The Competition Council (the CC), in its market surveillance of the online platforms market, has identified their significant impact on competition, concluding that in order to ensure fair competition in Latvia it is necessary to initiate a discussion on the introduction of additional regulation that would determine the operation of online platforms and related obligations at the national level. At the same time, the competition law tools currently existing for the digital sphere may not be sufficient to identify the relevant market and the dominant position of online platforms.
In its market surveillance, the CC investigated the functioning of online platforms, focusing on market definition criteria in the context of competition law, as well as market power criteria for online platforms. The CC also carried out an initial assessment of the online advert platform market in Latvia, including both horizontal platforms offering several categories of adverts, such as ss.lv or ss.com, reklama.bb.lv, pp.lv, and vertical or specialised platforms specialising in one type of goods or services, such as auto24.lv or city24.lv. At the same time, the CC commented on the substitutability of social networks and possible other market players for online advertising platforms.
Characteristic criteria for identifying digital markets
The CC found that digital platforms, due to their inherent characteristics, currently fall short of the traditional market definition criteria, and that it is not possible to fully conduct price evaluation tests to ascertain the substitutability of platforms, given that the services offered by the platforms are not necessarily free of charge. One of the characteristics of digital platforms is network influence, which can be both direct and indirect. Direct network effects occur when the attractiveness of a platform to one group of users increases, thereby increasing the number of users of the platform within the same user group. Conversely, an indirect network effect can be observed when an increase in the number of users in one user group on a platform increases the size of another user group, e.g. an increase in the number of users viewing real estate listings results in a simultaneous increase in the number of users posting real estate listings. Similarly, in the context of e-commerce platforms, sellers are interested in selling their goods on platforms that are popular with potential buyers.

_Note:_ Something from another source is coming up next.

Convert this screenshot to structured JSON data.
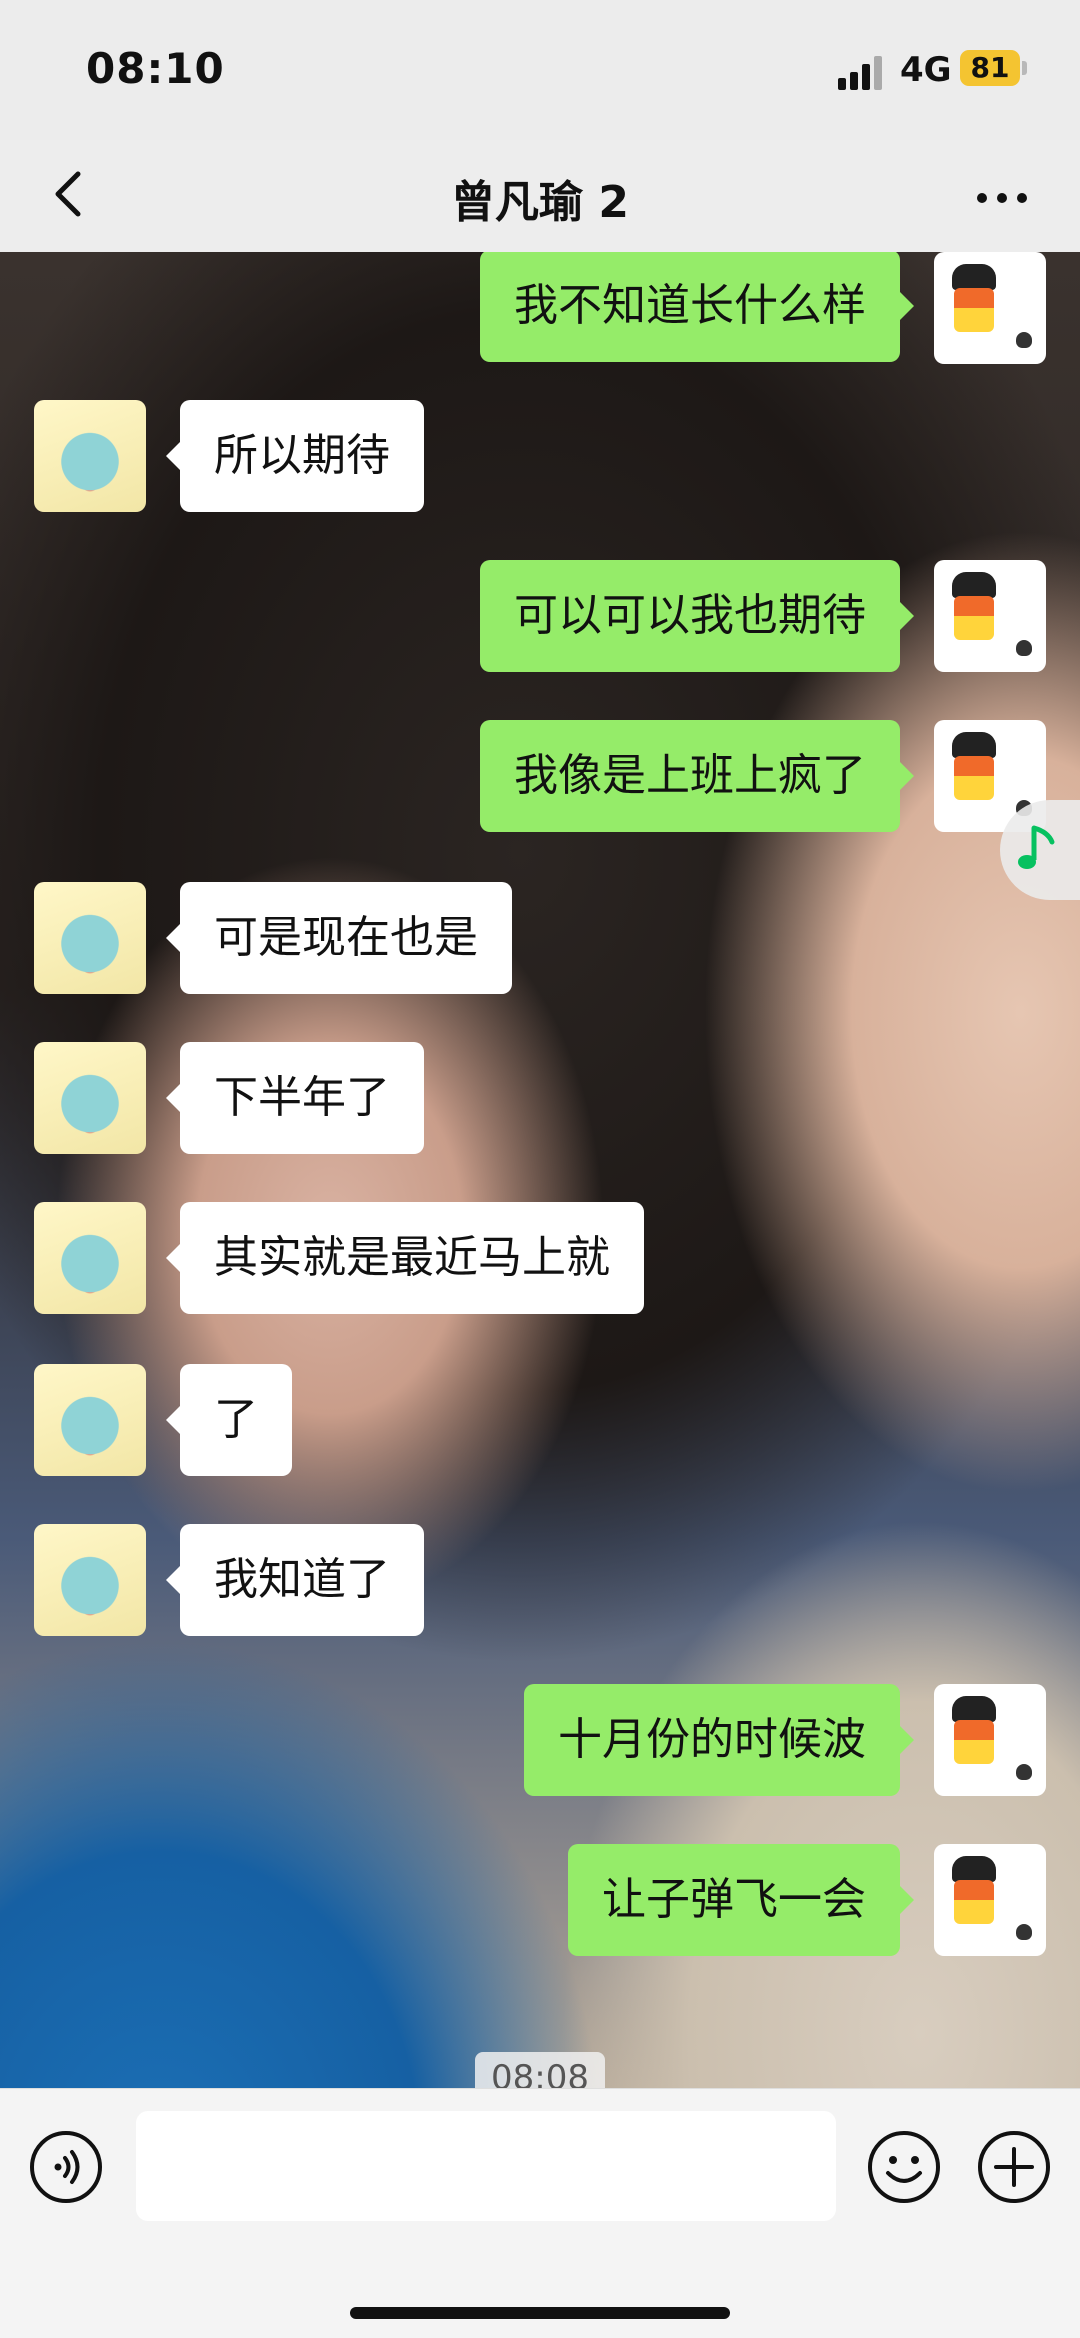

The CC considers that the criteria for determining the market power of digital platforms are insufficient and has therefore looked at additional criteria that are relevant for ascertaining a platform's market power. Additional criteria for assessing market power that may be relevant include direct and indirect network effects, economies of scale, single-hosting (a situation in which a user uses a single platform for a given purpose) and multi-hosting (a process in which a user interacts with different platforms) conditions, platform user data, innovation, switching costs and switch-on effects and other, depending on the type of platform. In determining the relevant market, it is important to assess whether a single or multiple market approach should be used, while at the same time assessing the importance of the free market for the platform in question, existing network effects, and single- and multi-hosting conditions.
In assessing online advert platforms in Latvia, the CC has concluded that a multi-market approach is warranted in the context of this market, for example by identifying a separate market for online real estate adverts and a separate market for potential buyers, as well as a separate market for online vehicle adverts and a separate market for potential buyers. According to this definition of several relevant markets, the possible existence of a dominant position should be assessed on the basis of indirect network effects, brand effects, single or multiple hosting conditions, economies of scale and switching costs.
Changes to existing competition law in the context of digital markets
In analysing the criteria for defining the relevant market and market power, the CC also looked at other national laws and regulations related to the supervision of digital platforms, concluding that, due to the specific characteristics of digital platforms, national competition law frameworks in, for example, Germany and Italy contain specific legal provisions related to the assessment of digital platforms or the restriction of platform conduct. However, in Latvia, the existing tools for defining the relevant market and market power to determine whether an online platform is in a dominant position may not be sufficient in the view of the CC.
Therefore, in cases where an online platform in Latvia does not reach the gatekeeper status under the European Union Digital Markets Act, or in situations where it is not possible to establish a dominant position of the platform in the relevant market, but the platform has sufficient market power and ability to influence competitors, customers and society at large, in order to ensure fair competition, the CC invites market players and industry associations involved in the digital market to comment on the need to introduce additional regulation in the Competition Law that would determine the operation of online platforms and related obligations at the national level.